    While Deng is utilizing simulations and machine learning at the molecular level to improve designs, others are taking a more macro approach.

    Designing intelligent systems

    When it comes to intelligent design, Navid Azizan thinks big. He hopes to help create future intelligent systems that are capable of making decisions autonomously by using the enormous amounts of data emerging from the physical world. From smart robots and autonomous vehicles to smart power grids and smart cities, Azizan focuses on the analysis, design, and control of intelligent systems.

    Achieving such massive feats takes a truly interdisciplinary approach that draws upon various fields such as machine learning, dynamical systems, control, optimization, statistics, and network science, among others.

    “Developing intelligent systems is a multifaceted problem, and it really requires a confluence of disciplines,” says Azizan, assistant professor of mechanical engineering with a dual appointment in MIT’s Institute for Data, Systems, and Society (IDSS). “To create such systems, we need to go beyond standard approaches to machine learning, such as those commonly used in computer vision, and devise algorithms that can enable safe, efficient, real-time decision-making for physical systems.”

    For robot control to work in the complex dynamic environments that arise in the real world, real-time adaptation is key. If, for example, an autonomous vehicle is going to drive in icy conditions or a drone is operating in windy conditions, they need to be able to adapt to their new environment quickly.

    To address this challenge, Azizan and his collaborators at MIT and Stanford University have developed a new algorithm that combines adaptive control, a powerful methodology from control theory, with meta learning, a new machine learning paradigm.

    “This ‘control-oriented’ learning approach outperforms the existing ‘regression-oriented’ methods, which are mostly focused on just fitting the data, by a wide margin,” says Azizan.

    Another critical aspect of deploying machine learning algorithms in physical systems that Azizan and his team hope to address is safety. Deep neural networks are a crucial part of autonomous systems. They are used for interpreting complex visual inputs and making data-driven predictions of future behavior in real time. However, Azizan urges caution.

    “These deep neural networks are only as good as their training data, and their predictions can often be untrustworthy in scenarios not covered by their training data,” he says. Making decisions based on such untrustworthy predictions could lead to fatal accidents in autonomous vehicles or other safety-critical systems.

    To avoid these potentially catastrophic events, Azizan proposes that it is imperative to equip neural networks with a measure of their uncertainty. When the uncertainty is high, they can then be switched to a “safe policy.”

    In pursuit of this goal, Azizan and his collaborators have developed a new algorithm known as SCOD — Sketching Curvature of Out-of-Distribution Detection. This framework could be embedded within any deep neural network to equip them with a measure of their uncertainty.

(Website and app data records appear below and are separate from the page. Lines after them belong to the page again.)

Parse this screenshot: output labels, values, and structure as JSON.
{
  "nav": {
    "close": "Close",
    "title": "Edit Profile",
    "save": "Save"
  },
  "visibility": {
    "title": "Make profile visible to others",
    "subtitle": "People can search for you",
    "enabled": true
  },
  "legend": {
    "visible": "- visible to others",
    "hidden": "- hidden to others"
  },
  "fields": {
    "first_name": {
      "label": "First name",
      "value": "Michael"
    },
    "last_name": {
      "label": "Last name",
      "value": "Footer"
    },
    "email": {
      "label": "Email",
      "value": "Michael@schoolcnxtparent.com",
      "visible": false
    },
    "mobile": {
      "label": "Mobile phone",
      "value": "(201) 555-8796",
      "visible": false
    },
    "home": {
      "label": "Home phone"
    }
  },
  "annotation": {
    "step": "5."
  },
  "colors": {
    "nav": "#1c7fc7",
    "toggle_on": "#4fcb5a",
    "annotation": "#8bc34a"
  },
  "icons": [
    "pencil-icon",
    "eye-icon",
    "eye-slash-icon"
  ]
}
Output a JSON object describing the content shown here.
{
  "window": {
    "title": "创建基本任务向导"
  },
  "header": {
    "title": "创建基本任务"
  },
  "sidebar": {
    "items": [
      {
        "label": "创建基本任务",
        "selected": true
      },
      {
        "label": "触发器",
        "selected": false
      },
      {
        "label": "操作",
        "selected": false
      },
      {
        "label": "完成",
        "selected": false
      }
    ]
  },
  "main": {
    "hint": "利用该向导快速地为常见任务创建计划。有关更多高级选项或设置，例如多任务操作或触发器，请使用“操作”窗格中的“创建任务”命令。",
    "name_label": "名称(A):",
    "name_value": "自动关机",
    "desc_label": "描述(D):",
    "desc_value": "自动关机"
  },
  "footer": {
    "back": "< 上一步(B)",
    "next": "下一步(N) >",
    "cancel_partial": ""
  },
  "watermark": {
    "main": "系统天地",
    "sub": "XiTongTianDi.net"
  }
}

    “This algorithm is model-agnostic and can be applied to neural networks used in various kinds of autonomous systems, whether it’s drones, vehicles, or robots,” says Azizan.

    Azizan hopes to continue working on algorithms for even larger-scale systems. He and his team are designing efficient algorithms to better control supply and demand in smart energy grids. According to Azizan, even if we create the most efficient solar panels and batteries, we can never achieve a sustainable grid powered by renewable resources without the right control mechanisms.

    Mechanical engineers like Ahmed, Mueller, Deng, and Azizan serve as the key to realizing the next revolution of computing in design.

    “MechE is in a unique position at the intersection of the computational and physical worlds,” Azizan says. “Mechanical engineers build a bridge between theoretical, algorithmic tools and real, physical world applications.”

    Sophisticated computational tools, coupled with the ground truth mechanical engineers have in the physical world, could unlock limitless possibilities for design engineering, well beyond what could have been imagined in those early days of CAD. More